Four out of five Facebook Inc. users have never bought a product or service as a result of advertising or comments on the social network site, a Reuters/Ipsos poll shows.
The online poll also found that 34 per cent of Facebook users surveyed were spending less time on the website than six months ago, whereas only 20 per cent were spending more.
The findings underscore investors’ worries about Facebook’s money-making abilities that have pushed the stock down 29 per cent since its initial public offering last month, reducing its market value by $30-billion to roughly $74-billion.
About 44 per cent of respondents said the market debut, seen by investors as troubled, has made them less favourable toward Facebook, according to the survey. In the poll of 1,032 Americans, 21 per cent said they had no Facebook account.
Facebook’s 900 million users make it among the most popular online destinations, challenging entrenched Internet players such as Google Inc and Yahoo Inc. Not everyone is convinced the company has figured out how to translate that popularity into a business that can justify its lofty valuation.
While the survey did not ask how other forms of advertising affected purchasing behaviour, a February study by research firm eMarketer suggested Facebook fared worse than email or direct-mail marketing in terms of influencing consumers’ decisions.
“It shows that Facebook has work to do in terms of making its advertising more effective and more relevant to people,” eMarketer analyst Debra Williamson said.
Those concerns were exacerbated last month when General Motors Co, the third largest advertiser in the United States, said it would stop paid advertising on Facebook.
Facebook declined to comment in detail on the survey, but referred to case studies of companies such as Nutella, which found that a 15 per cent increase in sales was attributable to Facebook, and restaurant chain Applebee’s, whose Facebook ads delivered a threefold return on investment.
Measuring the effectiveness of advertising can be tricky, particularly for brand marketing in which the goal is to influence future purchases rather than generate immediate sales.
The success of an ad campaign must be considered in relation to the product, said Steve Hasker, president of Global Media Products and Advertiser Solutions at Nielsen.
“If you are advertising Porsche motor cars and you can get 20 per cent of people to make a purchase that’s an astonishingly high conversion rate,” said Mr. Hasker.
About two out of five people polled by Reuters and Ipsos Public Affairs said they used Facebook every day. Nearly half of the Facebook users polled spent about the same amount of time on the social network as six months ago.
Keeping users coming back is crucial for all social media services, said Gartner analyst Ray Valdes.

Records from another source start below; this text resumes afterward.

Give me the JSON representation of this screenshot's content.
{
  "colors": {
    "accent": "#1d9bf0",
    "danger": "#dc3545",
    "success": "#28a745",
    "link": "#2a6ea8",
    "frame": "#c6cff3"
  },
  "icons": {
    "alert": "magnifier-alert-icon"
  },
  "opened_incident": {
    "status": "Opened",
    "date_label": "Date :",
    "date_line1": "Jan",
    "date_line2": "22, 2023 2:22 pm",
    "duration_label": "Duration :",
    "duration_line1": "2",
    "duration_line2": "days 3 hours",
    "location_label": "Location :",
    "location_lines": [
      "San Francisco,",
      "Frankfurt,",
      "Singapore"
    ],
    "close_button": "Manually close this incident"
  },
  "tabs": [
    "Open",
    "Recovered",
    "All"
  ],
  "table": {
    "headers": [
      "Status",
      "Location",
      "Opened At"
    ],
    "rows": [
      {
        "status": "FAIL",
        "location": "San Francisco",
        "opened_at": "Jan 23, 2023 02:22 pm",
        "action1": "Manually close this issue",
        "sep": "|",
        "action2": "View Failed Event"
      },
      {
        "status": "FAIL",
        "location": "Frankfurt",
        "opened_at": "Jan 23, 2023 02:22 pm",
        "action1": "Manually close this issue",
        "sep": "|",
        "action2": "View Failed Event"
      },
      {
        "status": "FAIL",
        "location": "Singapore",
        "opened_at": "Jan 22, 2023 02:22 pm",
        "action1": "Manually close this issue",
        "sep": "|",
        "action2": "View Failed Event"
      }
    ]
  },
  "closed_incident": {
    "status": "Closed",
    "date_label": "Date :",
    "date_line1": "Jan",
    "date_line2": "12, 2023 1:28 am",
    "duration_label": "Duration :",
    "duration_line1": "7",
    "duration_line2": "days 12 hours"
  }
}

“Facebook continuously has the challenge of Facebook fatigue, of the novelty factor wearing off, and therefore they have to introduce new kinds of interaction,” said Mr. Valdes, citing new features such as the “Timeline” interface and the planned $1-billion acquisition of mobile photo-sharing app Instagram.
The survey provides a look at the trends considered vital to Facebook’s future at a time when the company has faced a harsh reception on Wall Street.
Facebook’s $16-billion IPO, one the world’s largest, made the U.S. company founded by Mark Zuckerberg the first to debut on markets with a capitalization of more than $100-billion.
Its coming out-party, which culminated years of breakneck growth for the social and business phenomenon, was marred by trading glitches on the Nasdaq exchange. A decision to call some financial analysts ahead of the IPO and caution them about weakness in its business during the second quarter has triggered several lawsuits against Facebook and its underwriters.
Forty-six per cent of survey respondents said the Facebook IPO had made them less favorable towards investing in the stock market in general.
While Facebook generated $3.7-billion in revenue last year, mostly from ads on its website, sales growth is slowing.
Consumers’ increasing use of smartphones to access Facebook has been a drag on the company’s revenue. It offers only limited advertising on the mobile version of its site and analysts say the company has yet to figure out the ideal way to make money from mobile users.
Facebook is still perfecting the effectiveness of its ads, said Gartner’s Mr. Valdes. But he said he was surprised that the comments posted on the website from Facebook users’ friends were also only responsible for 20 per cent of users making a purchase.
“Comments and recommendations from friends on Facebook do carry a lot of weight, so I’m surprised by the number,” he said.
The most frequent Facebook users are aged 18 to 34, according to the survey, with 60 per cent of that group being daily users. Among people aged 55 years and above, 29 per cent said they were daily users.
Of the 34 per cent spending less time on the social network, their chief reason was that the site was “boring,” “not relevant” or “not useful.” Privacy concerns ranked third.
The survey has a “credibility interval” of plus or minus 3.5 percentage points.